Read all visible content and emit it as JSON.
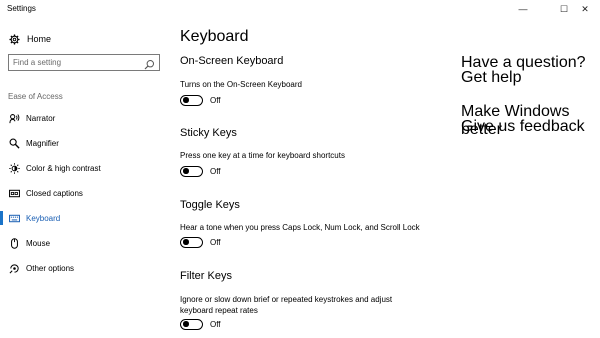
{
  "window": {
    "title": "Settings",
    "minimize_glyph": "—",
    "maximize_glyph": "☐",
    "close_glyph": "✕"
  },
  "sidebar": {
    "home_label": "Home",
    "search_placeholder": "Find a setting",
    "section_label": "Ease of Access",
    "items": [
      {
        "label": "Narrator",
        "icon": "narrator-icon",
        "active": false
      },
      {
        "label": "Magnifier",
        "icon": "magnifier-icon",
        "active": false
      },
      {
        "label": "Color & high contrast",
        "icon": "color-contrast-icon",
        "active": false
      },
      {
        "label": "Closed captions",
        "icon": "closed-captions-icon",
        "active": false
      },
      {
        "label": "Keyboard",
        "icon": "keyboard-icon",
        "active": true
      },
      {
        "label": "Mouse",
        "icon": "mouse-icon",
        "active": false
      },
      {
        "label": "Other options",
        "icon": "other-options-icon",
        "active": false
      }
    ]
  },
  "main": {
    "title": "Keyboard",
    "groups": [
      {
        "heading": "On-Screen Keyboard",
        "description": "Turns on the On-Screen Keyboard",
        "toggle_state": "Off"
      },
      {
        "heading": "Sticky Keys",
        "description": "Press one key at a time for keyboard shortcuts",
        "toggle_state": "Off"
      },
      {
        "heading": "Toggle Keys",
        "description": "Hear a tone when you press Caps Lock, Num Lock, and Scroll Lock",
        "toggle_state": "Off"
      },
      {
        "heading": "Filter Keys",
        "description_line1": "Ignore or slow down brief or repeated keystrokes and adjust",
        "description_line2": "keyboard repeat rates",
        "toggle_state": "Off"
      }
    ]
  },
  "right_pane": {
    "question": "Have a question?",
    "get_help": "Get help",
    "make_better": "Make Windows better",
    "feedback": "Give us feedback"
  },
  "colors": {
    "accent": "#1a73c8",
    "link": "#0b63c4"
  }
}
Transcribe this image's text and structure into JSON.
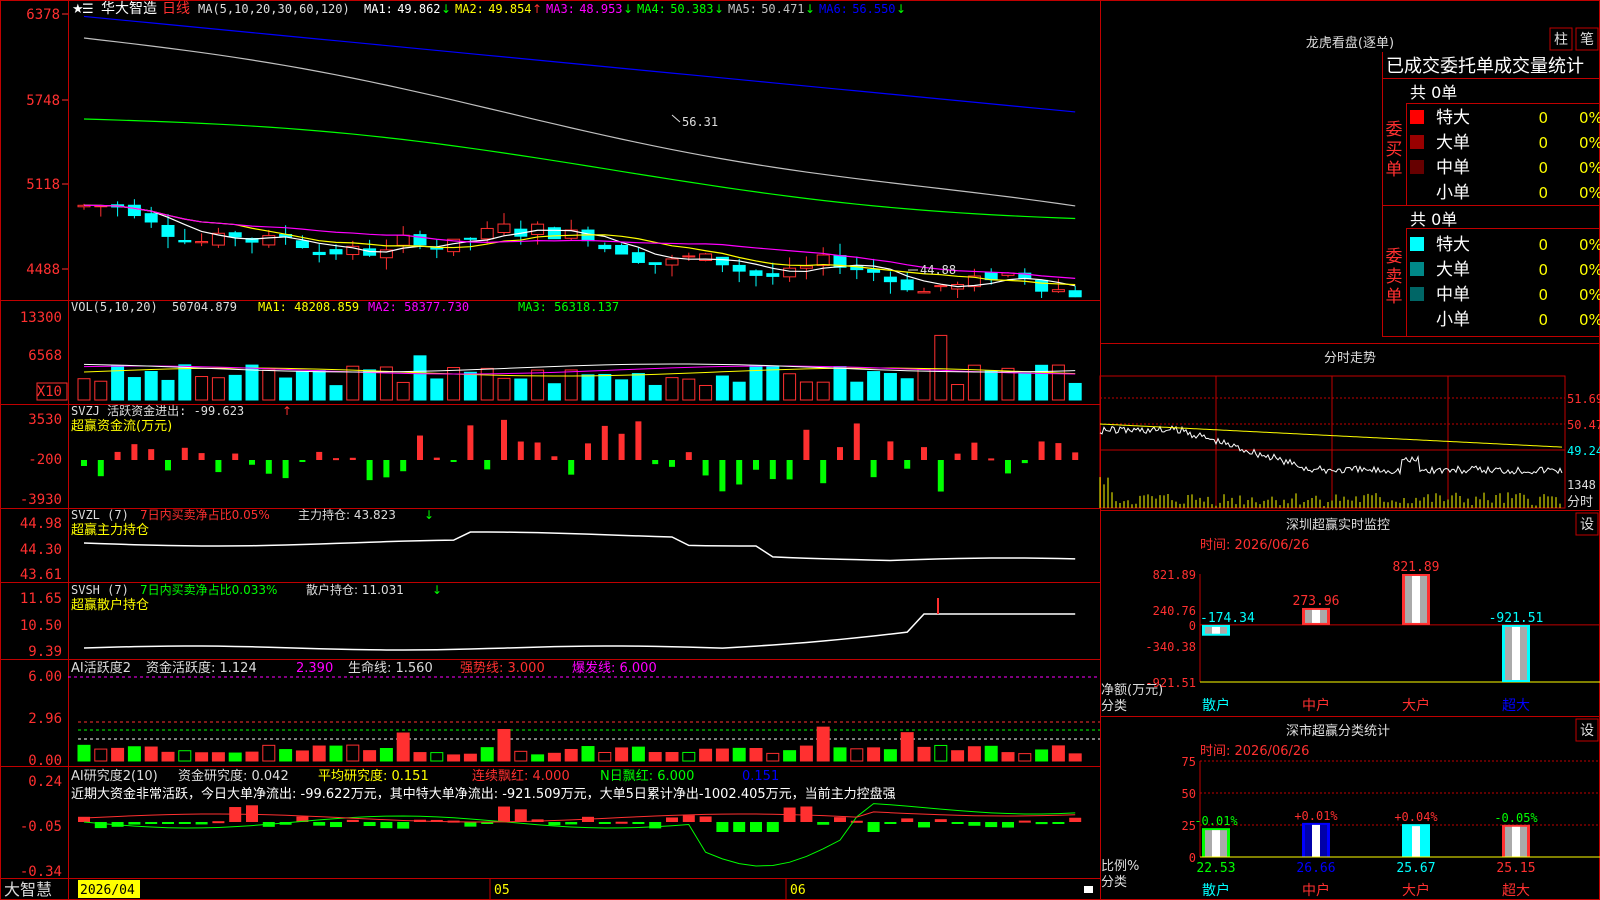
{
  "stock": {
    "name": "华大智造",
    "period": "日线"
  },
  "main_header": {
    "prefix": "MA(5,10,20,30,60,120)",
    "items": [
      {
        "label": "MA1:",
        "value": "49.862",
        "arrow": "↓",
        "color": "#ffffff"
      },
      {
        "label": "MA2:",
        "value": "49.854",
        "arrow": "↑",
        "color": "#ffff00"
      },
      {
        "label": "MA3:",
        "value": "48.953",
        "arrow": "↓",
        "color": "#ff00ff"
      },
      {
        "label": "MA4:",
        "value": "50.383",
        "arrow": "↓",
        "color": "#00ff00"
      },
      {
        "label": "MA5:",
        "value": "50.471",
        "arrow": "↓",
        "color": "#c0c0c0"
      },
      {
        "label": "MA6:",
        "value": "56.550",
        "arrow": "↓",
        "color": "#0000ff"
      }
    ]
  },
  "price_axis": [
    "6378",
    "5748",
    "5118",
    "4488"
  ],
  "annotations": {
    "high": "56.31",
    "low": "44.88"
  },
  "vol_header": {
    "prefix": "VOL(5,10,20)",
    "value": "50704.879",
    "ma1": "MA1: 48208.859",
    "ma2": "MA2: 58377.730",
    "ma3": "MA3: 56318.137"
  },
  "vol_axis": [
    "13300",
    "6568",
    "X10"
  ],
  "svzj": {
    "line1": "SVZJ  活跃资金进出: -99.623",
    "arrow": "↑",
    "line2": "超赢资金流(万元)",
    "axis": [
      "3530",
      "-200",
      "-3930"
    ]
  },
  "svzl": {
    "l1": "SVZL (7)",
    "l2": "7日内买卖净占比0.05%",
    "l3": "主力持仓: 43.823",
    "arrow": "↓",
    "line2": "超赢主力持仓",
    "axis": [
      "44.98",
      "44.30",
      "43.61"
    ]
  },
  "svsh": {
    "l1": "SVSH (7)",
    "l2": "7日内买卖净占比0.033%",
    "l3": "散户持仓: 11.031",
    "arrow": "↓",
    "line2": "超赢散户持仓",
    "axis": [
      "11.65",
      "10.50",
      "9.39"
    ]
  },
  "ai1": {
    "l1": "AI活跃度2",
    "l2": "资金活跃度: 1.124",
    "l3": "2.390",
    "l4": "生命线: 1.560",
    "l5": "强势线: 3.000",
    "l6": "爆发线: 6.000",
    "axis": [
      "6.00",
      "2.96",
      "0.00"
    ]
  },
  "ai2": {
    "l1": "AI研究度2(10)",
    "l2": "资金研究度: 0.042",
    "l3": "平均研究度: 0.151",
    "l4": "连续飘红: 4.000",
    "l5": "N日飘红: 6.000",
    "l6": "0.151",
    "axis": [
      "0.24",
      "-0.05",
      "-0.34"
    ],
    "text": "近期大资金非常活跃，今日大单净流出: -99.622万元，其中特大单净流出: -921.509万元，大单5日累计净出-1002.405万元，当前主力控盘强"
  },
  "date_axis": {
    "logo": "大智慧",
    "labels": [
      "2026/04",
      "05",
      "06"
    ]
  },
  "dragon": {
    "title": "龙虎看盘(逐单)",
    "btn1": "柱",
    "btn2": "笔",
    "subtitle": "已成交委托单成交量统计",
    "buy": {
      "side": "委买单",
      "total": "共 0单",
      "rows": [
        {
          "name": "特大",
          "count": "0",
          "pct": "0%",
          "color": "#ff0000"
        },
        {
          "name": "大单",
          "count": "0",
          "pct": "0%",
          "color": "#990000"
        },
        {
          "name": "中单",
          "count": "0",
          "pct": "0%",
          "color": "#660000"
        },
        {
          "name": "小单",
          "count": "0",
          "pct": "0%",
          "color": "#000000"
        }
      ]
    },
    "sell": {
      "side": "委卖单",
      "total": "共 0单",
      "rows": [
        {
          "name": "特大",
          "count": "0",
          "pct": "0%",
          "color": "#00ffff"
        },
        {
          "name": "大单",
          "count": "0",
          "pct": "0%",
          "color": "#008888"
        },
        {
          "name": "中单",
          "count": "0",
          "pct": "0%",
          "color": "#006666"
        },
        {
          "name": "小单",
          "count": "0",
          "pct": "0%",
          "color": "#000000"
        }
      ]
    }
  },
  "intraday": {
    "title": "分时走势",
    "axis": [
      "51.69",
      "50.47",
      "49.24"
    ],
    "vol_label": "1348",
    "unit": "分时"
  },
  "sz_monitor": {
    "title": "深圳超赢实时监控",
    "time": "时间: 2026/06/26",
    "btn": "设",
    "axis": [
      "821.89",
      "240.76",
      "0",
      "-340.38",
      "-921.51"
    ],
    "ylabel": "净额(万元)",
    "xlabel": "分类",
    "categories": [
      "散户",
      "中户",
      "大户",
      "超大"
    ],
    "values": [
      "-174.34",
      "273.96",
      "821.89",
      "-921.51"
    ]
  },
  "sz_stats": {
    "title": "深市超赢分类统计",
    "time": "时间: 2026/06/26",
    "btn": "设",
    "axis": [
      "75",
      "50",
      "25",
      "0"
    ],
    "ylabel": "比例%",
    "xlabel": "分类",
    "categories": [
      "散户",
      "中户",
      "大户",
      "超大"
    ],
    "changes": [
      "-0.01%",
      "+0.01%",
      "+0.04%",
      "-0.05%"
    ],
    "values": [
      "22.53",
      "26.66",
      "25.67",
      "25.15"
    ]
  },
  "chart_data": [
    {
      "type": "bar",
      "title": "深圳超赢实时监控",
      "ylabel": "净额(万元)",
      "xlabel": "分类",
      "categories": [
        "散户",
        "中户",
        "大户",
        "超大"
      ],
      "values": [
        -174.34,
        273.96,
        821.89,
        -921.51
      ],
      "ylim": [
        -921.51,
        821.89
      ]
    },
    {
      "type": "bar",
      "title": "深市超赢分类统计",
      "ylabel": "比例%",
      "xlabel": "分类",
      "categories": [
        "散户",
        "中户",
        "大户",
        "超大"
      ],
      "values": [
        22.53,
        26.66,
        25.67,
        25.15
      ],
      "ylim": [
        0,
        75
      ]
    },
    {
      "type": "line",
      "title": "华大智造 日线",
      "x": [
        "2026/04",
        "05",
        "06"
      ],
      "series": [
        {
          "name": "MA1",
          "values": [
            49.862
          ]
        },
        {
          "name": "MA2",
          "values": [
            49.854
          ]
        },
        {
          "name": "MA3",
          "values": [
            48.953
          ]
        },
        {
          "name": "MA4",
          "values": [
            50.383
          ]
        },
        {
          "name": "MA5",
          "values": [
            50.471
          ]
        },
        {
          "name": "MA6",
          "values": [
            56.55
          ]
        }
      ],
      "ylim": [
        44.88,
        63.78
      ]
    }
  ]
}
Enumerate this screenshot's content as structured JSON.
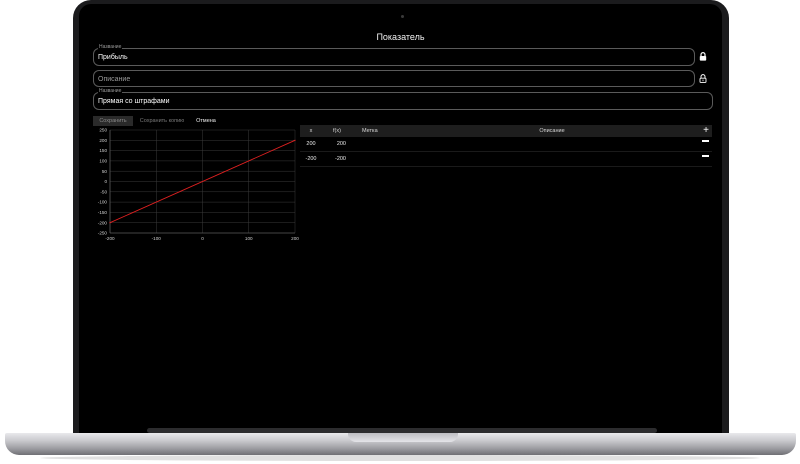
{
  "app": {
    "title": "Показатель"
  },
  "fields": {
    "name": {
      "label": "Название",
      "value": "Прибыль",
      "locked": true
    },
    "description": {
      "placeholder": "Описание",
      "value": "",
      "locked": false
    },
    "curve_name": {
      "label": "Название",
      "value": "Прямая со штрафами"
    }
  },
  "tabs": {
    "save": "Сохранить",
    "save_copy": "Сохранить копию",
    "cancel": "Отмена"
  },
  "table": {
    "headers": {
      "x": "x",
      "fx": "f(x)",
      "label": "Метка",
      "description": "Описание"
    },
    "rows": [
      {
        "x": "200",
        "fx": "200",
        "label": "",
        "description": ""
      },
      {
        "x": "-200",
        "fx": "-200",
        "label": "",
        "description": ""
      }
    ],
    "add_icon": "plus-icon",
    "remove_icon": "minus-icon"
  },
  "chart_data": {
    "type": "line",
    "xlim": [
      -200,
      200
    ],
    "ylim": [
      -250,
      250
    ],
    "x_ticks": [
      -200,
      -100,
      0,
      100,
      200
    ],
    "y_ticks": [
      250,
      200,
      150,
      100,
      50,
      0,
      -50,
      -100,
      -150,
      -200,
      -250
    ],
    "grid": true,
    "series": [
      {
        "x": [
          -200,
          200
        ],
        "y": [
          -200,
          200
        ],
        "color": "#e02020"
      }
    ]
  }
}
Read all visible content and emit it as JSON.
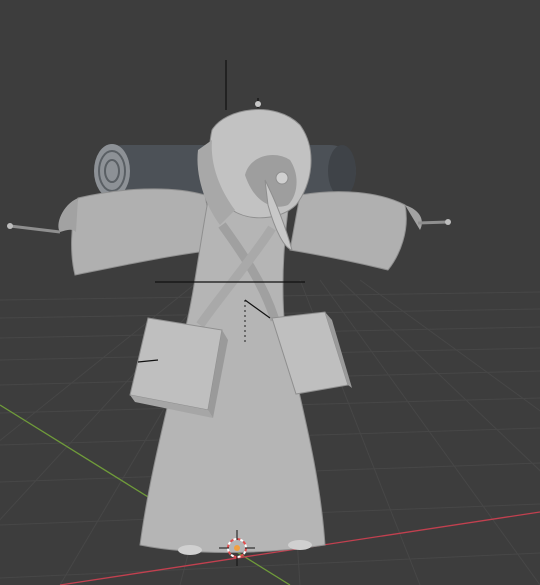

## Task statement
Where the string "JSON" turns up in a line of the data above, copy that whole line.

## Output below
Read all visible content and emit it as JSON.
Transcribe this image's text and structure into JSON.
Enumerate this screenshot's content as structured JSON.
Read all visible content and emit it as JSON.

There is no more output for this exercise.